Moonrise Kingdom is the newest Wes Anderson directed film. For some, that is all I have to say, as Anderson has earned a cult following from his always quirky and oddly charming films like Rushmore and The Royal Tenenbaums. His awkward humor and child-like characters might not be for everyone, but Moonrise Kingdom looks like it could rank among his best works with a star-studded cast and fun visuals.
The “mindless popcorn” movie is about as American as apple pie and this year looks to have enough to open a bakery. Unfortunately, it might not pass health inspection as it feels like underneath that deliciously flaky crust is nothing but lard. Then again, that might just sell even better.

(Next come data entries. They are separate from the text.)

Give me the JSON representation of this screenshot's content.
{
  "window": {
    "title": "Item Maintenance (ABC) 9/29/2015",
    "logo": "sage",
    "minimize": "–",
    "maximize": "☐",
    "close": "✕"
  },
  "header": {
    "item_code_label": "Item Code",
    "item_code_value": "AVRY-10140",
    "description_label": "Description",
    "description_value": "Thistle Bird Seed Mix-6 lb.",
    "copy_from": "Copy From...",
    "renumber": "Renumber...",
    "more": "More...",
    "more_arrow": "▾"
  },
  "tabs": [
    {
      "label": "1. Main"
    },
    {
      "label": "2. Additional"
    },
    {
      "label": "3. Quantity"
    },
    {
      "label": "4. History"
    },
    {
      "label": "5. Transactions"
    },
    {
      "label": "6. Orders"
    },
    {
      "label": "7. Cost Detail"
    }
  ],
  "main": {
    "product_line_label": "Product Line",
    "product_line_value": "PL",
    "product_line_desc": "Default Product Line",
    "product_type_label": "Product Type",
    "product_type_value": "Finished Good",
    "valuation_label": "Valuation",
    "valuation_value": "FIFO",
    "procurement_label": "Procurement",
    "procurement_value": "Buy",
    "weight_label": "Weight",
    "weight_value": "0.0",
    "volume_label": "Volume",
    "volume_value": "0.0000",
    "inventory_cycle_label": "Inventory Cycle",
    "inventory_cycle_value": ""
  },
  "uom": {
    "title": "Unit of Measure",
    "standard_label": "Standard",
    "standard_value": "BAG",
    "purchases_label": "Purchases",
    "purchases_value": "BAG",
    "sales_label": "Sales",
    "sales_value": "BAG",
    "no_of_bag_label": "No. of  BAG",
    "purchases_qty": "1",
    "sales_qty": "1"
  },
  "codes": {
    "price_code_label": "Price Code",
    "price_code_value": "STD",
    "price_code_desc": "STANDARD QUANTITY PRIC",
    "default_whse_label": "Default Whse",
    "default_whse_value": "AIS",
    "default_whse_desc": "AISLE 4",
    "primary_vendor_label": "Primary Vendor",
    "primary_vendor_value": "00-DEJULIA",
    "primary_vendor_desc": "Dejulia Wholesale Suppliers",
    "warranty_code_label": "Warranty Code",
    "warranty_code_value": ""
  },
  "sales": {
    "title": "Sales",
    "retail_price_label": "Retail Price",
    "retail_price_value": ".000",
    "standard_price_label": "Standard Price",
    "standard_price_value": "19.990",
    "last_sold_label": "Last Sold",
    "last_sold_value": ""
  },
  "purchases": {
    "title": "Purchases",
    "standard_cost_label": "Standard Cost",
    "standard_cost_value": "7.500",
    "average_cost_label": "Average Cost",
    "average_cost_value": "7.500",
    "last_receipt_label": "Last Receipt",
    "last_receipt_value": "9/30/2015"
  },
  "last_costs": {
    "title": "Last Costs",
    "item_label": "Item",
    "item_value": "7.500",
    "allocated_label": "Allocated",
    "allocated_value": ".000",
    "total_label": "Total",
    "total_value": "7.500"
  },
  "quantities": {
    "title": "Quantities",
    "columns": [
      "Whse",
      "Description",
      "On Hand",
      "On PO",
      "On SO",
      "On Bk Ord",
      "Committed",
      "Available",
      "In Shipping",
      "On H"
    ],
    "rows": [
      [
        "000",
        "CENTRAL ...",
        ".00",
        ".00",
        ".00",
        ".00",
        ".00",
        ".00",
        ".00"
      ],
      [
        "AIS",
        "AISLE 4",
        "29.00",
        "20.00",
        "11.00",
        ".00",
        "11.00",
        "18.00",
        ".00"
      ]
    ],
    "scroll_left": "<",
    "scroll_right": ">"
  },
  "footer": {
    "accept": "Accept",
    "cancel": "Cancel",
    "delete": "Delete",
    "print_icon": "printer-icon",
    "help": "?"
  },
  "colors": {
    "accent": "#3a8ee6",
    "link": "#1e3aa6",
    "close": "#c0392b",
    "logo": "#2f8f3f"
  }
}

Battleship is not, as the title would like to imply, a movie about two close friends dueling it out in the classic plastic naval warfare board game by the same name. Instead, Hollywood is serving up yet another movie about Earth being turned into a battlefield on the brink of destruction as alien robots pop out of nowhere to wreak havoc on an American city. As surefire as that plot has been business wise, Battleship seems to be drowning in military clichés (Get it? Cause of the water? I crack myself up). Also, early reports from international screenings say that Liam Neeson doesn’t even say “You sunk my battleship.” If that is true, then we as a nation have already lost.
G.I. Joe: Retaliation wins the stupidest looking sequel of the summer in my book, and considering it had to contend with Expendables 2, that is really saying something. I would like to think movie audiences have moved past the plot-less, barely-acted, CGI-filled crapfests that seem to hit this time every year. Then again, the third Transformers made over a billion dollars (of which I wrote a positive review of at the time — whoops). At least this one offers up Dwayne “The Rock” Johnson and Bruce Willis as compromise. Ah, what the heck, maybe it will be fun.
It’s become customary to spend at least a few nights out with superheroes these past few summers, and this year looks to be no different.
The Avengers is set to kick things off with a bang Friday with its team of heroes working overtime to take down an alien army run by Thor’s scheming pseudo-brother Loki. Marvel basically set up their movie studio just to get to this moment, with many of its previous releases acting as part promotional material for this film. And while it faces some stiff competition for the title of “best” superhero blockbuster, it easily wins in the “most superheroes” category.
The Dark Knight Rises marks the final film in the Christian Bale-as-Batman trilogy. What it lacks in a creative movie title, it looks to make up for with plenty of tense, realistic-ish terrorism of Gotham City with its fierce new villain, Bane. Comic readers know how dangerous Bane can be and anyone who saw last year’s Warrior knows how scary Tom Hardy can get, so the two seem like a lethal combo. It will take a lot to dethrone Heath Ledger’s Joker as the series’ best villain, but director Christopher Nolan seems like he can do no wrong behind the camera as of late, so anything is possible.
The Amazing Spiderman is the only reboot of the bunch, but it is welcome to have our friendly neighborhood web-slinger back in action on the big screen. Trailers have shown Andrew Garfield’s version of Peter Parker to be closer to the comic book character than any of the previous three movies achieved which could bode well with fans. When it was originally announced, it seemed way too early to bring Spidey back, but after re-watching Spiderman 3, it might be nice to have something to wash that bad taste out of fans’ mouths.